  • Operating capacity versus design capacity – Four of the five WRFs examined were operating at 2/3rds or less than design capacity.
  • Biological phosphorus removal – From a nitrogen removal perspective, conventional biological phosphorous removal (BPR) systems can represent a sink on the carbon pool available for denitrification. Therefore, balancing available carbon with both denitrification and BPR demand is necessary to avoid excessive dosing of supplemental carbon.
  • ORP/Nutrient based aeration control – The goal of nutrient based control is usually to reduce aeration costs, but it has also been shown to increase nitrogen removal capacity and minimize the use of supplemental carbon.
  • Continuous wasting from the biological process – Continuous wasting helps to maintain a more stable solids retention time and food to mass (F/M) ratio within the BNR process.

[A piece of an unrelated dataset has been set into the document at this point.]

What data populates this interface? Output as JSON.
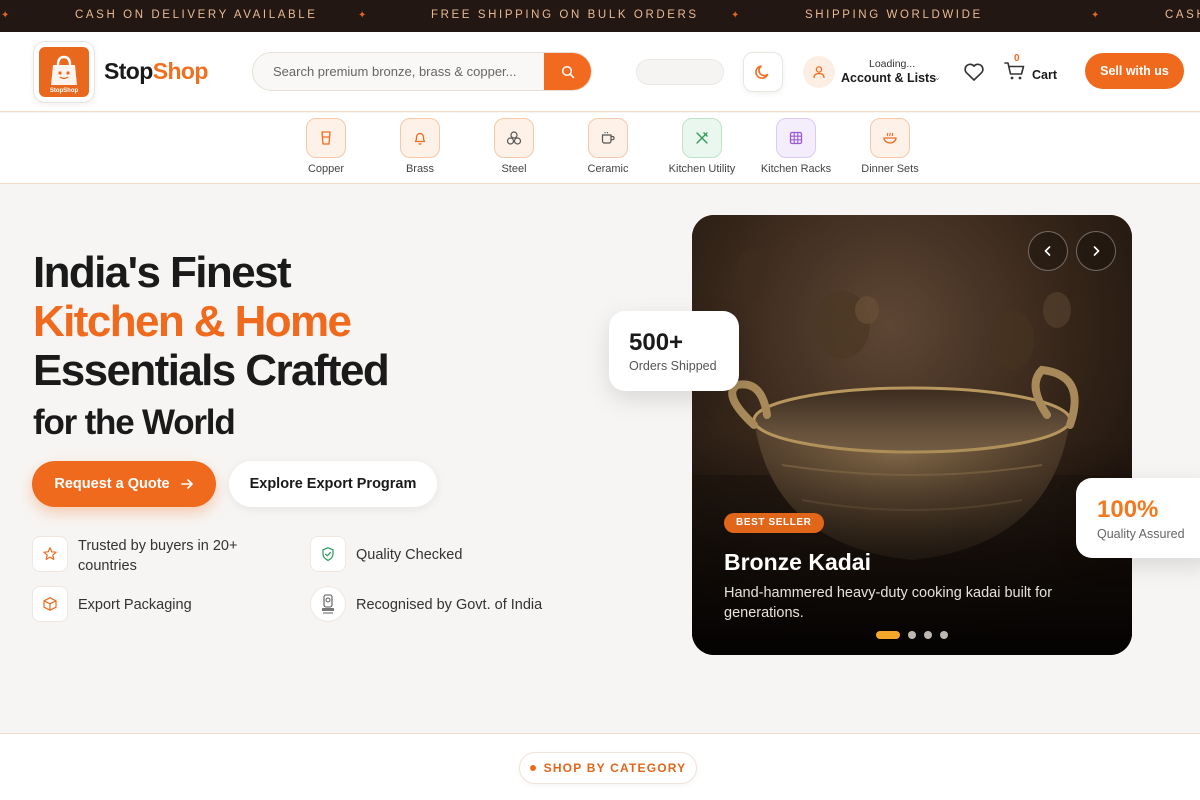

  • Sidestream management – Sidestream nitrogen loads from BNR WWTPs that have anaerobic digestion can account for greater than 10-20 percent of influent nitrogen. Since solids recycle streams also have low biodegradable carbon, they often reduce the BOD: TKN ratio to the BNR process, resulting in reduced nitrogen removal efficiency and greater reliance on external carbon.
  • Tertiary filtration and denitrification processes – The importance of tertiary deep bed filters in meeting low effluent TN concentrations is twofold: further solids removal results in decreased effluent particulate organic nitrogen, and operating the filters in a denitrification mode provides further nitrate and nitrite removal.

The poster will further explore which site-specific factors appear to be more important to the plant’s ability to meet TN limits below 1.5 mg/L. For example, at the Hillsborough WRF, the operations staff modified their process configuration to enlarge the first anoxic zone, and as a result, their effluent TN has consistently been below 1.5 mg/L for 500 days. This effluent TN level is being achieved without having to add supplemental carbon.